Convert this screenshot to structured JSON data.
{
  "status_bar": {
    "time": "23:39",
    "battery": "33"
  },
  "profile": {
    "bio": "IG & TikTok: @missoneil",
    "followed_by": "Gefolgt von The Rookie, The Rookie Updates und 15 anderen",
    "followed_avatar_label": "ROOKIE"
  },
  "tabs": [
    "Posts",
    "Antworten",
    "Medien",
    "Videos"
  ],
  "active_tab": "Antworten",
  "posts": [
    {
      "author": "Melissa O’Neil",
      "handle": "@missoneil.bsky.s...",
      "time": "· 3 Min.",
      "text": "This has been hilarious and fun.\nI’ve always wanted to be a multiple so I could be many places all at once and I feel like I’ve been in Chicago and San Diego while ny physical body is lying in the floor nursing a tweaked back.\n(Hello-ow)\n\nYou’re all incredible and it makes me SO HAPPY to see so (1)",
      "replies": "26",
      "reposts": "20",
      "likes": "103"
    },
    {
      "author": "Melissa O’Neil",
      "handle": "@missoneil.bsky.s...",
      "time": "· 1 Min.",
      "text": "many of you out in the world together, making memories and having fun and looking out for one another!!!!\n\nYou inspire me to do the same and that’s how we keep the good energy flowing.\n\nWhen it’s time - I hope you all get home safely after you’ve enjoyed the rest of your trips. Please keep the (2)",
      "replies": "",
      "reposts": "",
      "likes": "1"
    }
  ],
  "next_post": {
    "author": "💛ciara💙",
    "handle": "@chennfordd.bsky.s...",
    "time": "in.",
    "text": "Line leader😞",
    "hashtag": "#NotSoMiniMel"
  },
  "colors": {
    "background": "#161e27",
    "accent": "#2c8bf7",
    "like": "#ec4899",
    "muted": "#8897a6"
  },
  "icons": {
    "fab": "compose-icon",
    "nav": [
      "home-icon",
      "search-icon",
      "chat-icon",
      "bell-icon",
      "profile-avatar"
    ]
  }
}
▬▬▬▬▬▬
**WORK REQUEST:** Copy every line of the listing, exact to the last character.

**OUTPUT FOR THIS TASK:**
Convert this screenshot to structured JSON data.
{
  "status_bar": {
    "time": "23:39",
    "battery": "33"
  },
  "profile": {
    "bio": "IG & TikTok: @missoneil",
    "followed_by": "Gefolgt von The Rookie, The Rookie Updates und 15 anderen",
    "followed_avatar_label": "ROOKIE"
  },
  "tabs": [
    "Posts",
    "Antworten",
    "Medien",
    "Videos"
  ],
  "active_tab": "Antworten",
  "posts": [
    {
      "author": "Melissa O’Neil",
      "handle": "@missoneil.bsky.s...",
      "time": "· 3 Min.",
      "text": "This has been hilarious and fun.\nI’ve always wanted to be a multiple so I could be many places all at once and I feel like I’ve been in Chicago and San Diego while ny physical body is lying in the floor nursing a tweaked back.\n(Hello-ow)\n\nYou’re all incredible and it makes me SO HAPPY to see so (1)",
      "replies": "26",
      "reposts": "20",
      "likes": "103"
    },
    {
      "author": "Melissa O’Neil",
      "handle": "@missoneil.bsky.s...",
      "time": "· 1 Min.",
      "text": "many of you out in the world together, making memories and having fun and looking out for one another!!!!\n\nYou inspire me to do the same and that’s how we keep the good energy flowing.\n\nWhen it’s time - I hope you all get home safely after you’ve enjoyed the rest of your trips. Please keep the (2)",
      "replies": "",
      "reposts": "",
      "likes": "1"
    }
  ],
  "next_post": {
    "author": "💛ciara💙",
    "handle": "@chennfordd.bsky.s...",
    "time": "in.",
    "text": "Line leader😞",
    "hashtag": "#NotSoMiniMel"
  },
  "colors": {
    "background": "#161e27",
    "accent": "#2c8bf7",
    "like": "#ec4899",
    "muted": "#8897a6"
  },
  "icons": {
    "fab": "compose-icon",
    "nav": [
      "home-icon",
      "search-icon",
      "chat-icon",
      "bell-icon",
      "profile-avatar"
    ]
  }
}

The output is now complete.